WASHINGTON (Reuters) - U.S. congressional negotiators have hammered out a bipartisan agreement on a spending package to keep the federal government funded through the end of the current fiscal year on Sept. 30, a senior congressional aide said on Sunday.
The House of Representatives and Senate must approve the deal before the end of Friday and send it to President Donald Trump for his signature to avoid the first government shutdown since 2013.
The Washington Post reported that Congress was expected to vote early this week on the agreement that is expected to include increases for defense spending and border security.
The Republican-led Congress averted a U.S. government shutdown last Friday by voting for a stop-gap spending bill that gave lawmakers another week to work out federal spending over the final five months of the fiscal year.

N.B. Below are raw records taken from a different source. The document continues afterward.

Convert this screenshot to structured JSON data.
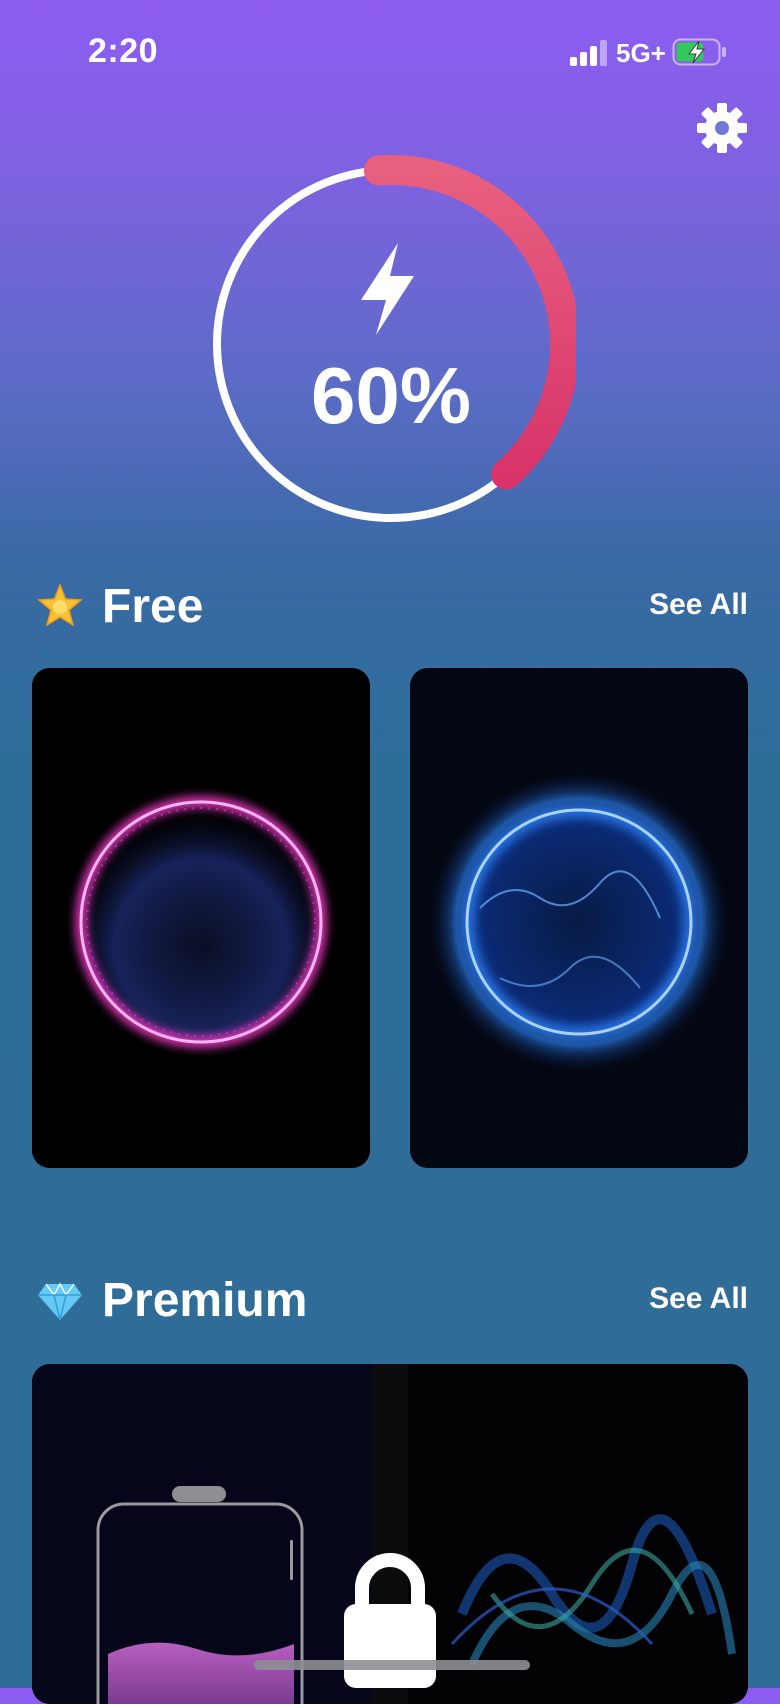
{
  "status_bar": {
    "time": "2:20",
    "network": "5G+",
    "battery_charging": true
  },
  "battery": {
    "percent_label": "60%",
    "level": 0.6,
    "ring_accent": "#e23d6d"
  },
  "sections": {
    "free": {
      "title": "Free",
      "see_all": "See All",
      "icon": "star-emoji"
    },
    "premium": {
      "title": "Premium",
      "see_all": "See All",
      "icon": "gem-emoji"
    }
  },
  "colors": {
    "pink_glow": "#ff3cd2",
    "blue_glow": "#2f86ff"
  }
}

Congress was tied up for months trying to work out $1 trillion in spending priorities for the current fiscal year. Lawmakers were supposed to have taken care of the fiscal 2017 appropriations bills by last Oct. 1.
Democrats backed Friday’s stop-gap bill a day after House Republican leaders again put off a vote on major healthcare legislation sought by Trump and opposed by Democrats to dismantle the 2010 Affordable Care Act, dubbed Obamacare, after Republican moderates balked at provisions added to entice hard-line conservatives.
Trump earlier bowed to Democratic demands that the spending legislation for the rest of the fiscal year not include money to start building a wall along the U.S.-Mexico border he said is needed to fight illegal immigration and stop drug smugglers.
The Trump administration also agreed to continue funding for a major component of Obamacare despite Republican vows to end the program.